The man behind the counter scowled at me and demanded to know why I wanted to see the syllabus.
Frankly, I was taken aback by his response, though I quickly realized that, "of course," he was unused to having people ask about the content of courses. The public school is used to telling parents and students what they "need" or "should" or "will" be taught. They are not used to having anyone ask why
Anyway, I wanted to say something about being the "customer."
I don't remember what, specifically, I told the guy. But I realized, at the time, that my entire approach to the school had been impacted by my experiences through the years as a homeschooling parent. I viewed education very much as a consumer and not as a person who is "stuck" with whatever the monopoly deigns to provide.
I viewed (and still view!) education as an open field of alternatives, opportunities. The question is not "What will 'they' stick me with?" Rather, it is, "What will I choose to use?"
The public schools with which I'm familiar have no sense that they are in a competitive, commercial environment. They don't view parents and students as customers. I think they view us more as something like their property, their appropriate servants. They have no responsibility to answer to us; we have a responsibility to answer to them! We will do what they tell us.
. . . So I think it was good that I interfaced with that teacher in the local public high school and--to whatever extent and however I did it--forced him to consider that maybe--just maybe--he didn't have a "right" either to my subservience or to my daughter's presence in his classroom. (As it turned out, the man I approached was the person who developed the particular class whose syllabus I requested to see!)
Similarly, I think it would be most valuable to many parents and pastors and local church staff members if they, too, were to hear some of the "alternative" views of advocates for the Family-Integrated Church model. (While anti-FIC advocates may complain about the overwhelming conformity required of participants in those churches, some of the more "mainstream" churches would probably benefit from hearing the stories of people like the woman whose story I quoted last month, whose family, she said, was kicked out of one church by the pastor "because we broke the rules and brought our sleeping infant" into the "adult" worship hall ("the 'Family Room' (what they call the sanctuary.........what a joke)," she said bitterly).
Again: My point: I think we need each other! We need to hear the insights that each of us has to bring to the table.

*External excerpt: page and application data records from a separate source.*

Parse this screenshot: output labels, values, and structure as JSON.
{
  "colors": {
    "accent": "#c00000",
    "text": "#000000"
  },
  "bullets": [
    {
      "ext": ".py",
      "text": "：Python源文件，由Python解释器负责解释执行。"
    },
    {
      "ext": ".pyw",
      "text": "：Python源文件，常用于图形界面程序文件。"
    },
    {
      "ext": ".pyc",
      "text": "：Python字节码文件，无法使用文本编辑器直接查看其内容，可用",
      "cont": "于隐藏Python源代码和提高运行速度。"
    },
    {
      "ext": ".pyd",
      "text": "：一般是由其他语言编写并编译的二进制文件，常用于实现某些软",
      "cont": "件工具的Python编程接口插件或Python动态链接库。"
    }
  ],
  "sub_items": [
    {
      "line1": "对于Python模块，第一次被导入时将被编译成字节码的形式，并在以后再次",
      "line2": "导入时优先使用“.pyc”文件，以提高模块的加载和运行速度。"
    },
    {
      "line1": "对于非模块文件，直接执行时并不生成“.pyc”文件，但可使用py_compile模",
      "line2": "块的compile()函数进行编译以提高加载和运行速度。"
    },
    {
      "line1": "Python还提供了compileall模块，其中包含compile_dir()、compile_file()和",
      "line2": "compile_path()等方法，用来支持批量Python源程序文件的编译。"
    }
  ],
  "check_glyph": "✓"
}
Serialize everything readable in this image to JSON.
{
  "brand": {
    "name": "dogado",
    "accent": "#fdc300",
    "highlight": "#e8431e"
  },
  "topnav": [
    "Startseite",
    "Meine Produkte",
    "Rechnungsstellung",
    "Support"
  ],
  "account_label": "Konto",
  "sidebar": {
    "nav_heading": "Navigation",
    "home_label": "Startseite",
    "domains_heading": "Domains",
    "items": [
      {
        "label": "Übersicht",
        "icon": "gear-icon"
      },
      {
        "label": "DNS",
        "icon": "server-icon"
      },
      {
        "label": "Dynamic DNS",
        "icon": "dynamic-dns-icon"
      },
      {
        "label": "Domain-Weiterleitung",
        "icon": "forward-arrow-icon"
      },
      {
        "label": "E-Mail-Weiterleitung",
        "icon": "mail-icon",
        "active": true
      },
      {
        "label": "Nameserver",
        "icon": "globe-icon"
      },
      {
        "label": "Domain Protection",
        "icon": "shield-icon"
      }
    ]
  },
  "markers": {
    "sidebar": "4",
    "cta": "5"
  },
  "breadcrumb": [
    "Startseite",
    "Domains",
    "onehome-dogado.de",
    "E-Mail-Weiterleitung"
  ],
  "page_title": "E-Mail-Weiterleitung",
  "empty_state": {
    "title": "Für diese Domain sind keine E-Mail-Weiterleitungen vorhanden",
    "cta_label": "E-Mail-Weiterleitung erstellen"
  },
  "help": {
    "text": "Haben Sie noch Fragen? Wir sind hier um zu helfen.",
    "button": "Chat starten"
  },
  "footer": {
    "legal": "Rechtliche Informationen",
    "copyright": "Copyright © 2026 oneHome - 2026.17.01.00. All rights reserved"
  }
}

But if and as we declare fools everyone with whom we think we disagree, and if and as we cut ourselves off from the larger body of Christ--all members of which exhibit unique foibles, failures and foolishness--I am afraid we will find ourselves more and more out-of-balance and off-kilter and less and less able to reflect the beauty of Christ in the world.
Next post in this series: CHEC "Men's Leadership Summit" - "Homeschooling - Capturing the Vision," Part I (Character in Academics).